*** Opening Record excerpts ***

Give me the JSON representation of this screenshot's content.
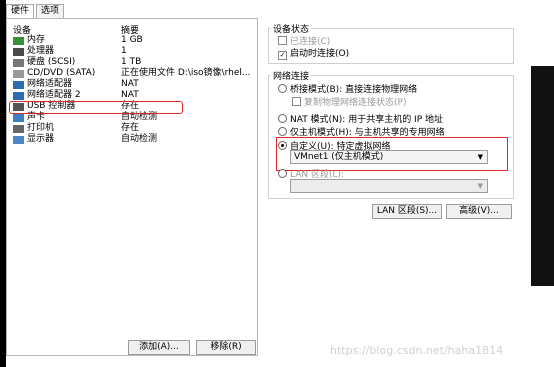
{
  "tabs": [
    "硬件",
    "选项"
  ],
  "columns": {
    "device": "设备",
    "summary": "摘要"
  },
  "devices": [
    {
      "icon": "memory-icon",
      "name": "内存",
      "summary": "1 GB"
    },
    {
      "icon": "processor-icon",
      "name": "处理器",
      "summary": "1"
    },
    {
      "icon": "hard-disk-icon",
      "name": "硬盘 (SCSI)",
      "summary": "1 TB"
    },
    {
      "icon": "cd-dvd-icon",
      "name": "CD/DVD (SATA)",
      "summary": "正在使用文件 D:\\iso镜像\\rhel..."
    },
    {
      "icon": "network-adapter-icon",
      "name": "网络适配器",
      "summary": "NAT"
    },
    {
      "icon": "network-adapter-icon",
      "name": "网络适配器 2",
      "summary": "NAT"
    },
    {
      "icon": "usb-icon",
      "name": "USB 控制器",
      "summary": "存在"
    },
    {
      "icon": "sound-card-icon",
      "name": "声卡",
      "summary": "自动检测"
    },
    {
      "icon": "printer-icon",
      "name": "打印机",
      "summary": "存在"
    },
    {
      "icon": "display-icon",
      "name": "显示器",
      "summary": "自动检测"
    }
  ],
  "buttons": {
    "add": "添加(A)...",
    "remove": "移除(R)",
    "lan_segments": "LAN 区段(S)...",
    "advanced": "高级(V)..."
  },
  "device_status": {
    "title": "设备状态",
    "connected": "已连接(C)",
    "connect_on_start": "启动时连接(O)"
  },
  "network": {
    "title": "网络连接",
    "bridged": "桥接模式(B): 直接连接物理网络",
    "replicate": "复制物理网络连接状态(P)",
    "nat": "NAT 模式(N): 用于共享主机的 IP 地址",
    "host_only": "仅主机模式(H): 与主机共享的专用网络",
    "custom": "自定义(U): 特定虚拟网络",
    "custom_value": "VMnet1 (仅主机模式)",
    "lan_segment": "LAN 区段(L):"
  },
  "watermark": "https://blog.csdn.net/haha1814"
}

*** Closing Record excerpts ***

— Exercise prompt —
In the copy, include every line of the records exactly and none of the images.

— Answer for the task —
Give me the JSON representation of this screenshot's content.
{
  "tabs": [
    "硬件",
    "选项"
  ],
  "columns": {
    "device": "设备",
    "summary": "摘要"
  },
  "devices": [
    {
      "icon": "memory-icon",
      "name": "内存",
      "summary": "1 GB"
    },
    {
      "icon": "processor-icon",
      "name": "处理器",
      "summary": "1"
    },
    {
      "icon": "hard-disk-icon",
      "name": "硬盘 (SCSI)",
      "summary": "1 TB"
    },
    {
      "icon": "cd-dvd-icon",
      "name": "CD/DVD (SATA)",
      "summary": "正在使用文件 D:\\iso镜像\\rhel..."
    },
    {
      "icon": "network-adapter-icon",
      "name": "网络适配器",
      "summary": "NAT"
    },
    {
      "icon": "network-adapter-icon",
      "name": "网络适配器 2",
      "summary": "NAT"
    },
    {
      "icon": "usb-icon",
      "name": "USB 控制器",
      "summary": "存在"
    },
    {
      "icon": "sound-card-icon",
      "name": "声卡",
      "summary": "自动检测"
    },
    {
      "icon": "printer-icon",
      "name": "打印机",
      "summary": "存在"
    },
    {
      "icon": "display-icon",
      "name": "显示器",
      "summary": "自动检测"
    }
  ],
  "buttons": {
    "add": "添加(A)...",
    "remove": "移除(R)",
    "lan_segments": "LAN 区段(S)...",
    "advanced": "高级(V)..."
  },
  "device_status": {
    "title": "设备状态",
    "connected": "已连接(C)",
    "connect_on_start": "启动时连接(O)"
  },
  "network": {
    "title": "网络连接",
    "bridged": "桥接模式(B): 直接连接物理网络",
    "replicate": "复制物理网络连接状态(P)",
    "nat": "NAT 模式(N): 用于共享主机的 IP 地址",
    "host_only": "仅主机模式(H): 与主机共享的专用网络",
    "custom": "自定义(U): 特定虚拟网络",
    "custom_value": "VMnet1 (仅主机模式)",
    "lan_segment": "LAN 区段(L):"
  },
  "watermark": "https://blog.csdn.net/haha1814"
}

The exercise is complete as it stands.